● **WHAT YOU ARE ASKED TO DO**
Please return every line from the entries that has the string "this" in it.

***** RECORDED DATA

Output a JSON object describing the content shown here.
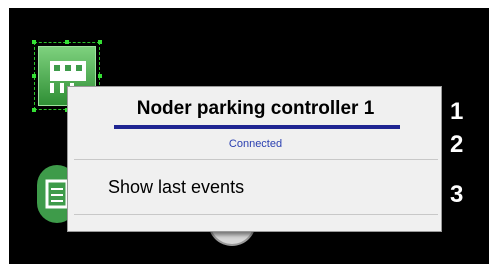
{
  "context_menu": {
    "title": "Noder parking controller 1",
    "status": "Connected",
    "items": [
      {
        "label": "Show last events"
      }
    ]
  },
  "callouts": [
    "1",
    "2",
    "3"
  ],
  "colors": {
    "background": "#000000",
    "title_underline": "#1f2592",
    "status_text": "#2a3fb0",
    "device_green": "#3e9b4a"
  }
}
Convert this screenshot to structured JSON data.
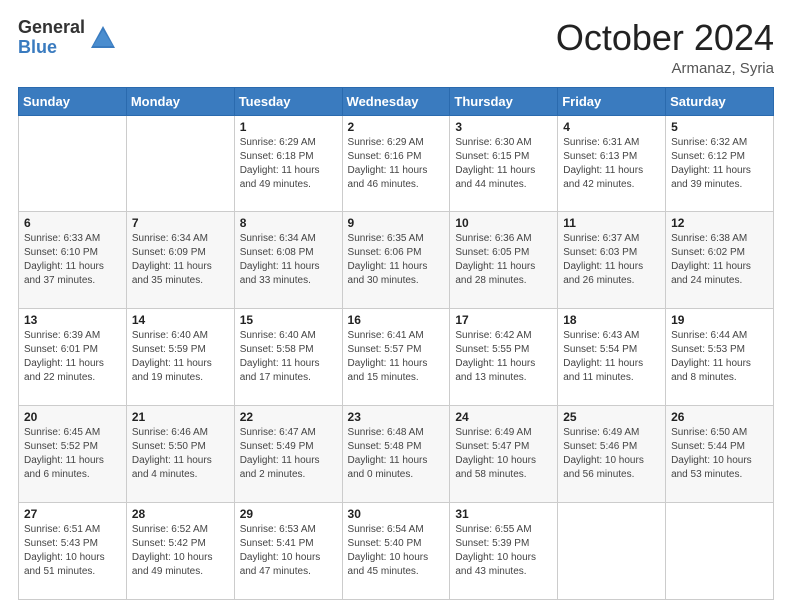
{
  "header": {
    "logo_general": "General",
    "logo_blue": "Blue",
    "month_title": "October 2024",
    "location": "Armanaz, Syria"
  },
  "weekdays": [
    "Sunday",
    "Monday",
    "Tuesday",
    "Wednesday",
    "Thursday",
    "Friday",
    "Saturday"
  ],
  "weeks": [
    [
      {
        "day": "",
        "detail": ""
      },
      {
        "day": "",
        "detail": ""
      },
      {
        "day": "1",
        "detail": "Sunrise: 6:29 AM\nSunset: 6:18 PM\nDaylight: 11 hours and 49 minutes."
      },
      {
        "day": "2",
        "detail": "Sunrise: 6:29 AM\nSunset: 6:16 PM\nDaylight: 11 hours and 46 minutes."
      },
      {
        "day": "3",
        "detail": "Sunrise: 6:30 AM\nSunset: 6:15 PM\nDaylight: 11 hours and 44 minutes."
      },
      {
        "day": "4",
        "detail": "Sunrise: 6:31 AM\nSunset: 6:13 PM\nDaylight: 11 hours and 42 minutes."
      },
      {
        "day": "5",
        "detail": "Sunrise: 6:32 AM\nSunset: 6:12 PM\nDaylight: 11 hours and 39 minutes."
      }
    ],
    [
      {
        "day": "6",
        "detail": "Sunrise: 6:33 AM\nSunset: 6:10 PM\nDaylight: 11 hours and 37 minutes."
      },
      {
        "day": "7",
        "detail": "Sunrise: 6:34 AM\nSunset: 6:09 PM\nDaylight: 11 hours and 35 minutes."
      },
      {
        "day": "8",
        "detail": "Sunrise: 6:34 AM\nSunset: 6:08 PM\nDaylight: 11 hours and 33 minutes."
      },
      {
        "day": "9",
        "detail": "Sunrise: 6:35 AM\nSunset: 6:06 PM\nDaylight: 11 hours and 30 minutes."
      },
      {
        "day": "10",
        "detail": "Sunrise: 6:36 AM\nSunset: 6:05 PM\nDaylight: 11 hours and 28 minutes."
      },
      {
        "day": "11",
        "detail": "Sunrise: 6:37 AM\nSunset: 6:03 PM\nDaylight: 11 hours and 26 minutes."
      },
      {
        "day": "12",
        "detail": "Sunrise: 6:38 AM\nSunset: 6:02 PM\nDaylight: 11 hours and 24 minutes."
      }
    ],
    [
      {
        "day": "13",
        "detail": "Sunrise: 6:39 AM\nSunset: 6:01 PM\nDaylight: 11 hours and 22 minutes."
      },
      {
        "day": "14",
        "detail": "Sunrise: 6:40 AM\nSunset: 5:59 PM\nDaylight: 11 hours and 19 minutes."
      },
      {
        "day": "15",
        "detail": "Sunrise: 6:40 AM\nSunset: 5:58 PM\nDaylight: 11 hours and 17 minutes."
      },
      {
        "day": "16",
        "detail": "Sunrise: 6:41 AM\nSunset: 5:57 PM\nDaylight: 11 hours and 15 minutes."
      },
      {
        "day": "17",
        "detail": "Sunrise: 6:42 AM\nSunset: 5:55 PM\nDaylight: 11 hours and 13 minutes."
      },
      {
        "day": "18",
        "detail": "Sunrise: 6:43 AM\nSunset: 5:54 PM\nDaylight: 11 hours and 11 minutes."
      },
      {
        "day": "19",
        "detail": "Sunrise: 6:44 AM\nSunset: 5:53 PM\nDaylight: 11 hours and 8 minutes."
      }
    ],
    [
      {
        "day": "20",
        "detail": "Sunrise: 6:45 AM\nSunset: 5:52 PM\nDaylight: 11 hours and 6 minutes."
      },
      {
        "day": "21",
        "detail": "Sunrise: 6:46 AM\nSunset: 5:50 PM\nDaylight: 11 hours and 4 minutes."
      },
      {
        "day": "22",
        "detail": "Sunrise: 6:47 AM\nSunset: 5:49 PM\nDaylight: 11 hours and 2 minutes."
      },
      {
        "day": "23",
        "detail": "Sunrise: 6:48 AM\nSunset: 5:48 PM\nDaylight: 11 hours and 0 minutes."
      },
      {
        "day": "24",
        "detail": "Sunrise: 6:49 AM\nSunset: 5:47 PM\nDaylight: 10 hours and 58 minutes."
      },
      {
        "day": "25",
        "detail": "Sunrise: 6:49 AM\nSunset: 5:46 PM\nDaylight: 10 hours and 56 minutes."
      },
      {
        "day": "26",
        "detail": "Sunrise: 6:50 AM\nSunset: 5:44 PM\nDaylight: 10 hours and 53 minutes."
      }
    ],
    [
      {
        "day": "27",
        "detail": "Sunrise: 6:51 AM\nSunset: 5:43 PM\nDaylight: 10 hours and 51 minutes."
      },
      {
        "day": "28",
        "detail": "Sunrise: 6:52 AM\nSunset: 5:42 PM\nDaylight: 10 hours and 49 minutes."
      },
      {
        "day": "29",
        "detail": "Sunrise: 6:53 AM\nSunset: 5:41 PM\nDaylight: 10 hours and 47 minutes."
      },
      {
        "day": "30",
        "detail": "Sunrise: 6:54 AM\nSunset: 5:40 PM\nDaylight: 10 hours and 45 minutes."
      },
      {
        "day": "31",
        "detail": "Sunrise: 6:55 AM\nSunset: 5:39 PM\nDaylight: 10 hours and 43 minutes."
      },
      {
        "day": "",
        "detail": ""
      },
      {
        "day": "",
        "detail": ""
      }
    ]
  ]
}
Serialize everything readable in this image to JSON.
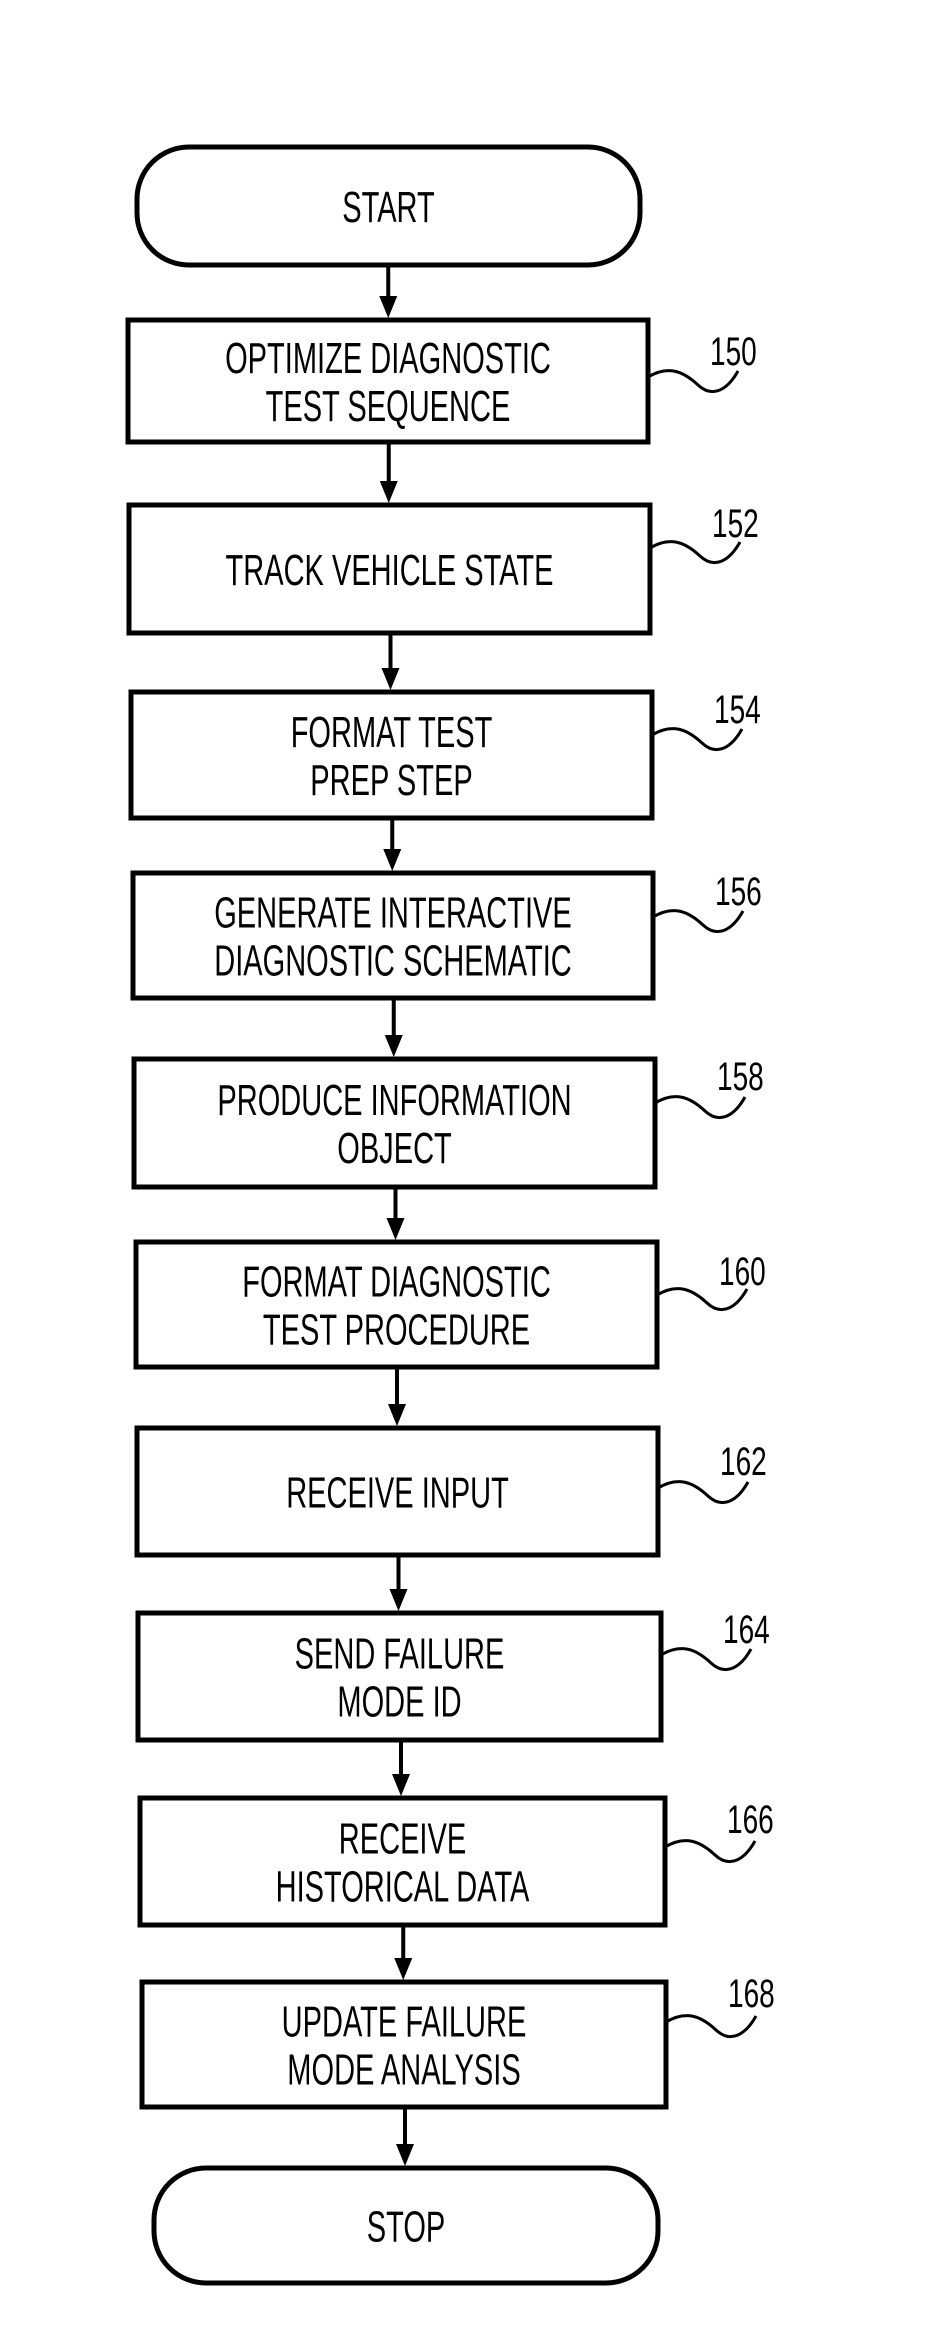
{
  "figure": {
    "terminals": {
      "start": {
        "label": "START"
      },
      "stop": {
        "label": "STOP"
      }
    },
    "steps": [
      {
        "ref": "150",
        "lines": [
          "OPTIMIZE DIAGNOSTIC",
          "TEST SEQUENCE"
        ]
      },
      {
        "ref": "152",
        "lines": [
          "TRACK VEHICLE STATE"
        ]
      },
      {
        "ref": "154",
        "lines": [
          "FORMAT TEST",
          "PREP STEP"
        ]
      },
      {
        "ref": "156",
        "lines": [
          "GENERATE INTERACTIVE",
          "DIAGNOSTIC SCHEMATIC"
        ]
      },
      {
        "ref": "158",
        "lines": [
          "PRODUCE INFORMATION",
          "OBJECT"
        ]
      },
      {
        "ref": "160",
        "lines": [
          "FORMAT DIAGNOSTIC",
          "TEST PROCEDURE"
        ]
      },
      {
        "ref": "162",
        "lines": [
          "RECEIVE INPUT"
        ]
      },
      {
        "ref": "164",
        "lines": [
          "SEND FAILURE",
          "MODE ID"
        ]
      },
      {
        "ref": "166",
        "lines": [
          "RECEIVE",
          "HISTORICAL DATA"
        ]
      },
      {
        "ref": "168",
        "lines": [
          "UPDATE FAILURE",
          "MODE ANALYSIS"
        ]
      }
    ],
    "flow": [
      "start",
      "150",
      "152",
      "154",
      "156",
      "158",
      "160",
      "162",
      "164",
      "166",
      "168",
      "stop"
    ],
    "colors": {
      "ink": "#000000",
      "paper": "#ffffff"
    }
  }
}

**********

● **EXPECTED ANSWER**
Convert this screenshot to structured JSON data.
Serialize everything readable in this image to JSON.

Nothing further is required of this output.